The first is that both mandates, should we consider them viable, were achieved on less than 50% of the vote (43.6% and 45% respectively). Tactical voting has become predominant and there is a significant discrepancy between votes won and seats won. In short: the first past the post electoral system has some questions to answer, and though it has produced a significant majority in this instance, how it functions under the strain of a multi-party system will continue to attract debate.
The second is that, in a little under 18 months there will be an election to the Scottish Parliament. That election itself will be fought on the semi-proportional Additional Member System, and the focus will once again return to the party system at Holyrood. What impact the UK election will have on that is too early to say, but last night’s result does seem to indicate that the changes we’ve seen in the last decade or so seem to have stabilised. The SNP have become Scotland’s dominant party. The Conservatives have established themselves as their largest opposition – in the main, using their unionist rather than conservative credentials. The Liberal Democrats appear to be slowly recovering from their time in coalition government. And it appears that Labour, for a long time the dominant party of Scottish politics, are now flailing, looking for relevance in a party system that rewards definitive positioning.

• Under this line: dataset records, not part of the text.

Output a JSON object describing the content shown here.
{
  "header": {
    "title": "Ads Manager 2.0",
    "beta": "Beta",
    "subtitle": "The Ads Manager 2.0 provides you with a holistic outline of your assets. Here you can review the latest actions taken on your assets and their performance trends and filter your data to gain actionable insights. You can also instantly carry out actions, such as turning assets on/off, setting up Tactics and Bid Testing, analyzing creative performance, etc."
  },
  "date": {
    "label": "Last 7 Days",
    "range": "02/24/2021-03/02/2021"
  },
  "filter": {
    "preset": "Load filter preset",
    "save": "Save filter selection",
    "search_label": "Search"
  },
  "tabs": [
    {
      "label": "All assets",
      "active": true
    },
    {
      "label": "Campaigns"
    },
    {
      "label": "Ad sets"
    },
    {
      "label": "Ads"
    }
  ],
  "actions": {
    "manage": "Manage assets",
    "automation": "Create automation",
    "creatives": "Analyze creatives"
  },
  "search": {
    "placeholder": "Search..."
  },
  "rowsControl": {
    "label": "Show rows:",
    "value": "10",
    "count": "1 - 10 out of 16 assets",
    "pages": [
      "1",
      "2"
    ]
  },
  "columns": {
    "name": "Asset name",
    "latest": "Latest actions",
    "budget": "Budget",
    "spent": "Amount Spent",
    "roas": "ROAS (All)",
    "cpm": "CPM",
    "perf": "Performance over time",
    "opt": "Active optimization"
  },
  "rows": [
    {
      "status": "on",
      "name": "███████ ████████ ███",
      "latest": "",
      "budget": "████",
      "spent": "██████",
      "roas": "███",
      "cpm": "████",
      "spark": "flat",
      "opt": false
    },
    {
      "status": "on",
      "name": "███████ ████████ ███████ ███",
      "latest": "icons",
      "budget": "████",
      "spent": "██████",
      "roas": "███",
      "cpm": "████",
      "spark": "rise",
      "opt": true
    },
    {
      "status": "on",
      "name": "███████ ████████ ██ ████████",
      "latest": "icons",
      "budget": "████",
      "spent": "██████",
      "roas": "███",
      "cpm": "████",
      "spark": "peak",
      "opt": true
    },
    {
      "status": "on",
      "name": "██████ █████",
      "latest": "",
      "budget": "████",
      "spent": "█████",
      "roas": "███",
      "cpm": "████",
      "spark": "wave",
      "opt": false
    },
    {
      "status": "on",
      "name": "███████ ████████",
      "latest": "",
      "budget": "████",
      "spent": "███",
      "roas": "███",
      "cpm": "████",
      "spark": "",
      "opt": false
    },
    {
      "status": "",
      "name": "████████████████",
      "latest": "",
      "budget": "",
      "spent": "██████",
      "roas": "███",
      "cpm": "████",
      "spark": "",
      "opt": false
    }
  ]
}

The UK election results in Scotland suggest continuity with the past decade, a consolidation of the changed party system we’ve begun to see. How that interacts with the rest of the UK – and the devolved party system – remains to be seen.